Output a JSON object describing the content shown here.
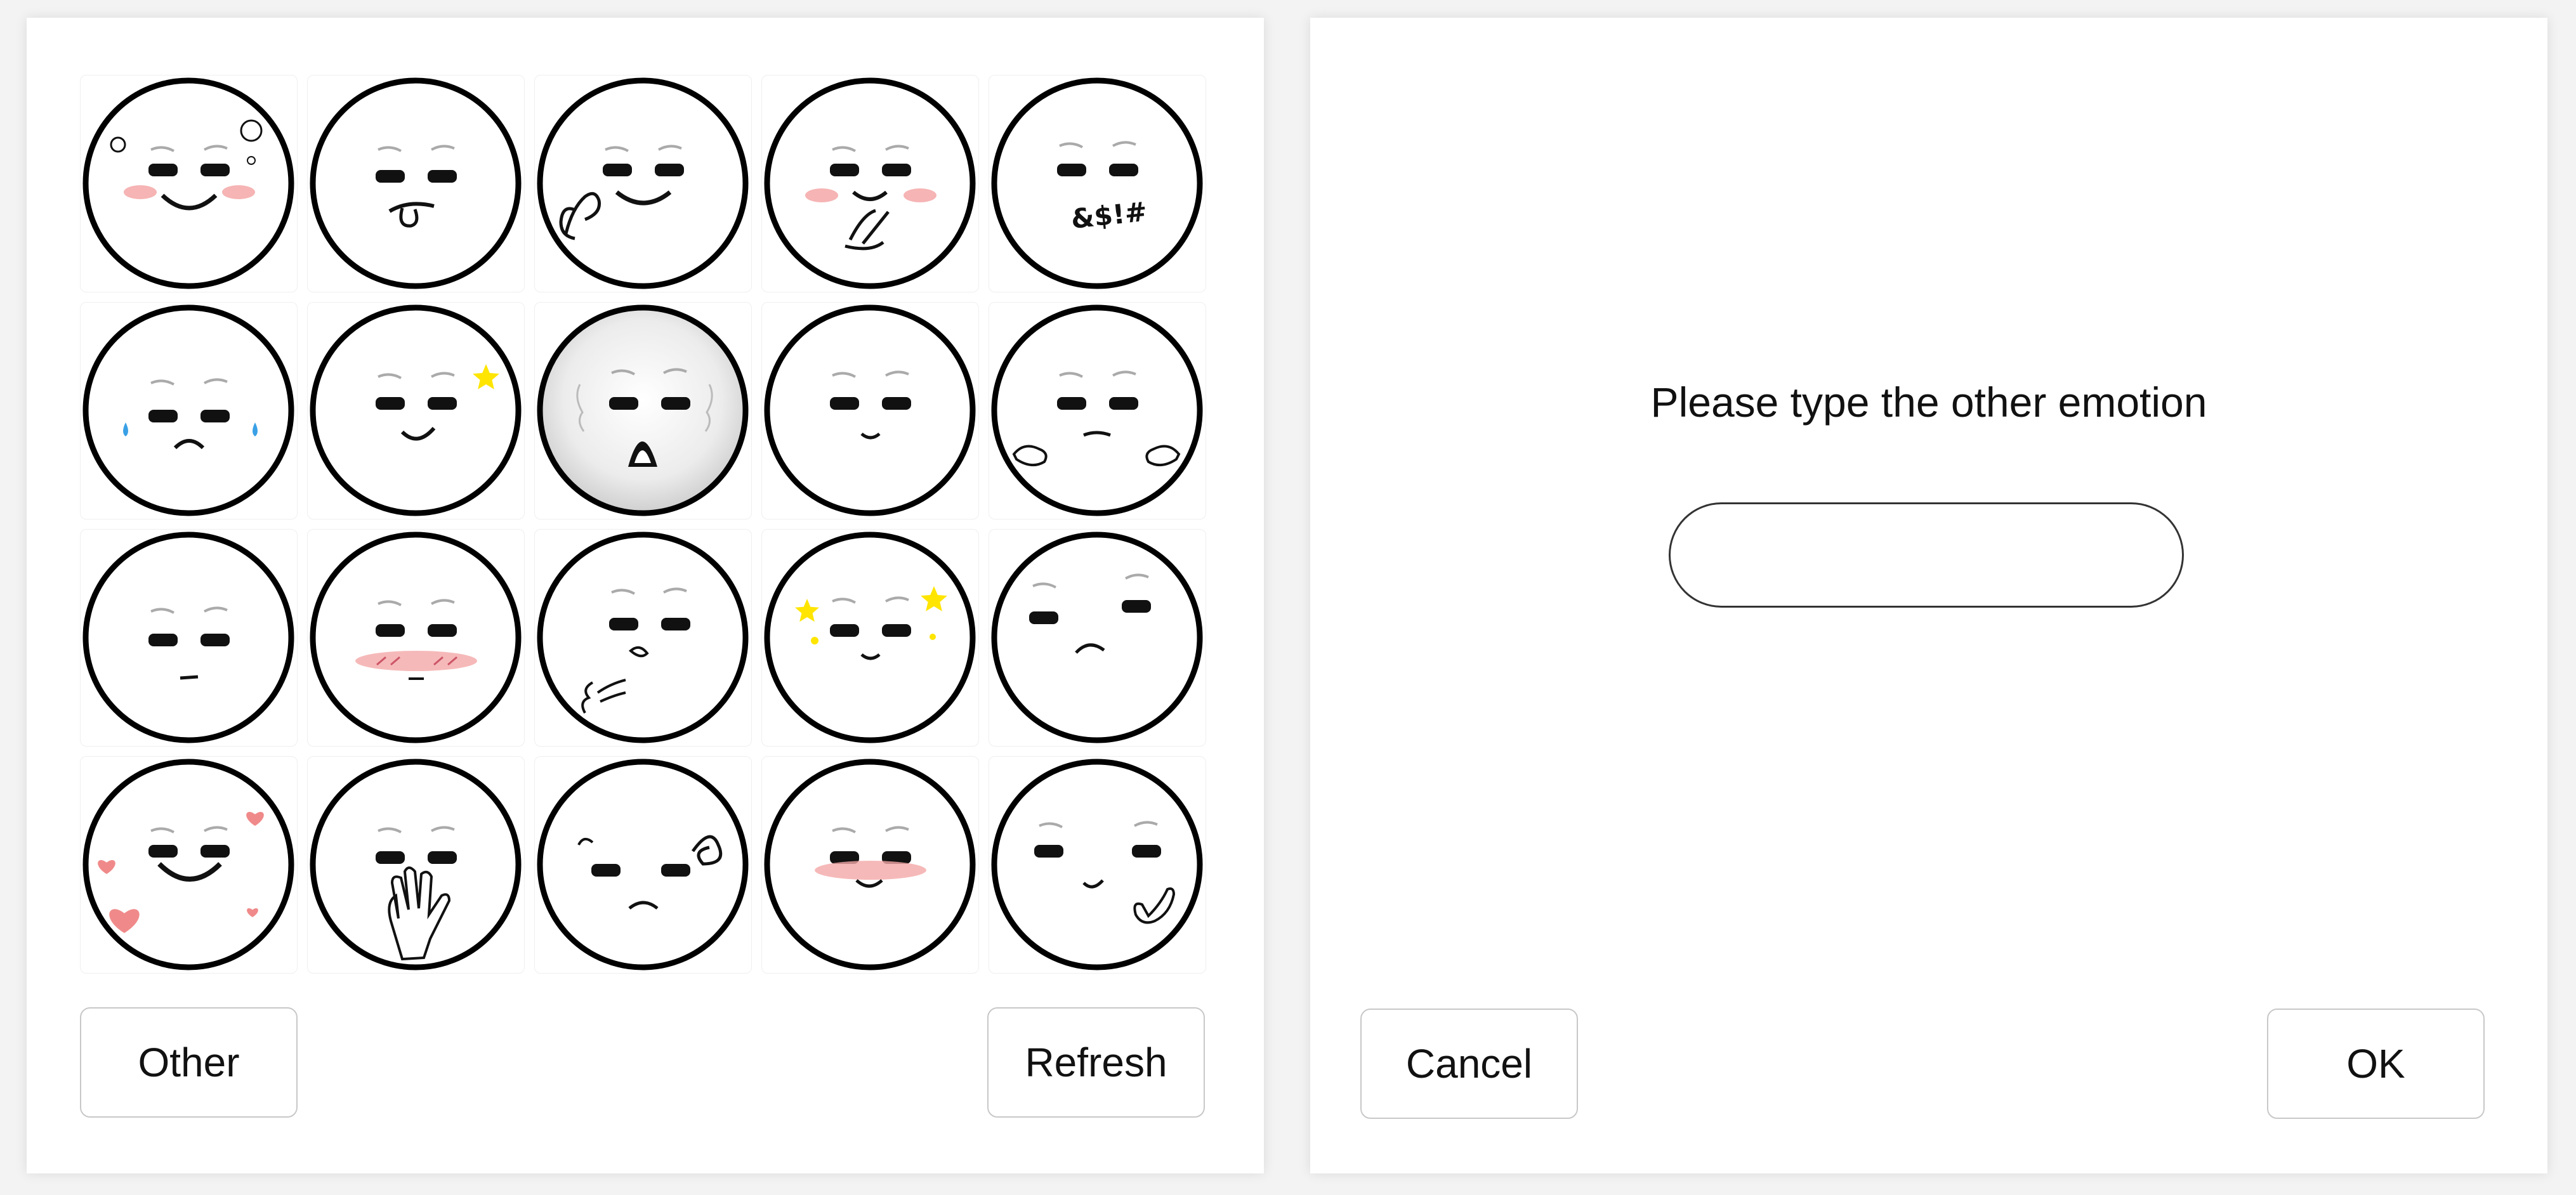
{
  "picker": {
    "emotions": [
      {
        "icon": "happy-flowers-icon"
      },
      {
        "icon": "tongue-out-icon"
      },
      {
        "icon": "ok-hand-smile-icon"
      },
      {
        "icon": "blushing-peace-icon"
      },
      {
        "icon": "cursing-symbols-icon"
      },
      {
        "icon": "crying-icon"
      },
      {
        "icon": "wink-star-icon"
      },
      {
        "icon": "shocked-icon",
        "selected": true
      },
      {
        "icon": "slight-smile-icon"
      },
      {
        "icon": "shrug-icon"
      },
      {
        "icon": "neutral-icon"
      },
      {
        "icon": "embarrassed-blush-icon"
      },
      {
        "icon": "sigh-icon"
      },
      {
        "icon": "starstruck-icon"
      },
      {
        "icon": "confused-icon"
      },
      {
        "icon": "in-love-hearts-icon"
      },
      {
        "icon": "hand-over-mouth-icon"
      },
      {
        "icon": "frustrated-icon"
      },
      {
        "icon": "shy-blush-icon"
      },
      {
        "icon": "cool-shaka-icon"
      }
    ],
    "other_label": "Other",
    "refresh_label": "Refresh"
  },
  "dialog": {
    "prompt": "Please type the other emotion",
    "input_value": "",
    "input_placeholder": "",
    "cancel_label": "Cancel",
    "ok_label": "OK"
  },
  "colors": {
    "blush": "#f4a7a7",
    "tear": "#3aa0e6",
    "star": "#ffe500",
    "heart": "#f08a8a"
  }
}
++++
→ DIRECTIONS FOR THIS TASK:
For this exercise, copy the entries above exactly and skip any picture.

→ WORKED SOLUTION:
Output a JSON object describing the content shown here.
{
  "picker": {
    "emotions": [
      {
        "icon": "happy-flowers-icon"
      },
      {
        "icon": "tongue-out-icon"
      },
      {
        "icon": "ok-hand-smile-icon"
      },
      {
        "icon": "blushing-peace-icon"
      },
      {
        "icon": "cursing-symbols-icon"
      },
      {
        "icon": "crying-icon"
      },
      {
        "icon": "wink-star-icon"
      },
      {
        "icon": "shocked-icon",
        "selected": true
      },
      {
        "icon": "slight-smile-icon"
      },
      {
        "icon": "shrug-icon"
      },
      {
        "icon": "neutral-icon"
      },
      {
        "icon": "embarrassed-blush-icon"
      },
      {
        "icon": "sigh-icon"
      },
      {
        "icon": "starstruck-icon"
      },
      {
        "icon": "confused-icon"
      },
      {
        "icon": "in-love-hearts-icon"
      },
      {
        "icon": "hand-over-mouth-icon"
      },
      {
        "icon": "frustrated-icon"
      },
      {
        "icon": "shy-blush-icon"
      },
      {
        "icon": "cool-shaka-icon"
      }
    ],
    "other_label": "Other",
    "refresh_label": "Refresh"
  },
  "dialog": {
    "prompt": "Please type the other emotion",
    "input_value": "",
    "input_placeholder": "",
    "cancel_label": "Cancel",
    "ok_label": "OK"
  },
  "colors": {
    "blush": "#f4a7a7",
    "tear": "#3aa0e6",
    "star": "#ffe500",
    "heart": "#f08a8a"
  }
}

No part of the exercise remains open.